Activity >>
Only the number is wanted: how many lines of the listing below contain "Certificates"?

□ □ □ □

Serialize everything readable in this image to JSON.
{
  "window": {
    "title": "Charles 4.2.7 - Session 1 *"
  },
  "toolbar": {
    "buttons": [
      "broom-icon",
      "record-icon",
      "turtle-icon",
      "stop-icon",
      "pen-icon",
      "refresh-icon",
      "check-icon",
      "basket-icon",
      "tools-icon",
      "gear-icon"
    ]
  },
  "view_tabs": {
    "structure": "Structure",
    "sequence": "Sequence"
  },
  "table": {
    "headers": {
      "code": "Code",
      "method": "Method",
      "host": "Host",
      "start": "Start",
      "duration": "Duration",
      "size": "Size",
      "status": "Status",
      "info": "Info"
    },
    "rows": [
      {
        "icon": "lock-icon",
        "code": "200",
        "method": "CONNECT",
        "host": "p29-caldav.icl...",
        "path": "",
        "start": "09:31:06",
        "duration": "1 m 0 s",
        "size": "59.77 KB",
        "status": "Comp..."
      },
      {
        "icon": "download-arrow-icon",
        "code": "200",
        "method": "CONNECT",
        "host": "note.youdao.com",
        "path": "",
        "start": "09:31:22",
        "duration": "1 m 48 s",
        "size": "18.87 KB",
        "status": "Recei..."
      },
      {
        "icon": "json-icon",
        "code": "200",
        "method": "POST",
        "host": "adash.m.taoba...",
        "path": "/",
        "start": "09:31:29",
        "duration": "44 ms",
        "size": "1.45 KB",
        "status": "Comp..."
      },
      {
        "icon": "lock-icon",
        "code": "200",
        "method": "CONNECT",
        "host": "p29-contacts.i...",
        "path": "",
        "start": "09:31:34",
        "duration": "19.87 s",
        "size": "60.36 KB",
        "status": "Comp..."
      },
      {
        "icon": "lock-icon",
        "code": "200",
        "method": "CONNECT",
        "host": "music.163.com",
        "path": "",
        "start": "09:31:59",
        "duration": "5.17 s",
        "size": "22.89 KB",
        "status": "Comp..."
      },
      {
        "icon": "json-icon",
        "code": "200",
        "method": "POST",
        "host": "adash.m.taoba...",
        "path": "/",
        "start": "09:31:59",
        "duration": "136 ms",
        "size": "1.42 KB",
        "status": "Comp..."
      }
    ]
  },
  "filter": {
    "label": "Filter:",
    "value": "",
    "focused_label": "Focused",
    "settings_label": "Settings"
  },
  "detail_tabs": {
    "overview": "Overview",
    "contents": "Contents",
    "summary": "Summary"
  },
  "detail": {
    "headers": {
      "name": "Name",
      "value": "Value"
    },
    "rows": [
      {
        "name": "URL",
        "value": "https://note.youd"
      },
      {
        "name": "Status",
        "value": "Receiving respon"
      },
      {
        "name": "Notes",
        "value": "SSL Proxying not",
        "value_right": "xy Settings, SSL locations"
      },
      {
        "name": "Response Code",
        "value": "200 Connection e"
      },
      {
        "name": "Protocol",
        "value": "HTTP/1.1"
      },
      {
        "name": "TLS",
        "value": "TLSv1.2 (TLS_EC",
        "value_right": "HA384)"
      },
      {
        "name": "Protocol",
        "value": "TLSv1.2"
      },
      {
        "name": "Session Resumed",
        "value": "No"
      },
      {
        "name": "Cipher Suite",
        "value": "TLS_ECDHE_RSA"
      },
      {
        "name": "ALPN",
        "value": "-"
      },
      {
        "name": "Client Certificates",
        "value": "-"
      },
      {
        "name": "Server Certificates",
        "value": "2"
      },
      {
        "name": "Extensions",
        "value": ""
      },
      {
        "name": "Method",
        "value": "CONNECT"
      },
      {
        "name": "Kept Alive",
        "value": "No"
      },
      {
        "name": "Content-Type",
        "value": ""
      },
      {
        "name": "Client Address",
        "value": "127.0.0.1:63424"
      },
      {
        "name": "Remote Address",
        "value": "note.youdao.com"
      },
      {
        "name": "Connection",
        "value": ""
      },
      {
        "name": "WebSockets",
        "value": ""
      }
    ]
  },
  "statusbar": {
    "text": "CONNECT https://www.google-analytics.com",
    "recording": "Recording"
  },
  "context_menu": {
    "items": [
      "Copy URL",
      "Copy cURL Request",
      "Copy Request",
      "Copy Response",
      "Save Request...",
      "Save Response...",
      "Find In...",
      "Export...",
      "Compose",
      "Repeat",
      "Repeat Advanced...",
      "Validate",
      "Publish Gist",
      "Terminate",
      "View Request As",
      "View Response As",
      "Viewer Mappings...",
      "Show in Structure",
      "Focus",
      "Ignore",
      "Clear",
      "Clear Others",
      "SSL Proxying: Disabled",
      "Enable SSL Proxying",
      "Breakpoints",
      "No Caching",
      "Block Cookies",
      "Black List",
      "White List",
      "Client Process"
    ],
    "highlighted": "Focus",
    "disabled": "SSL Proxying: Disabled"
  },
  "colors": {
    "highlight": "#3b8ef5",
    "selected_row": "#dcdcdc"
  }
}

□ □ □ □

Written reply >>
2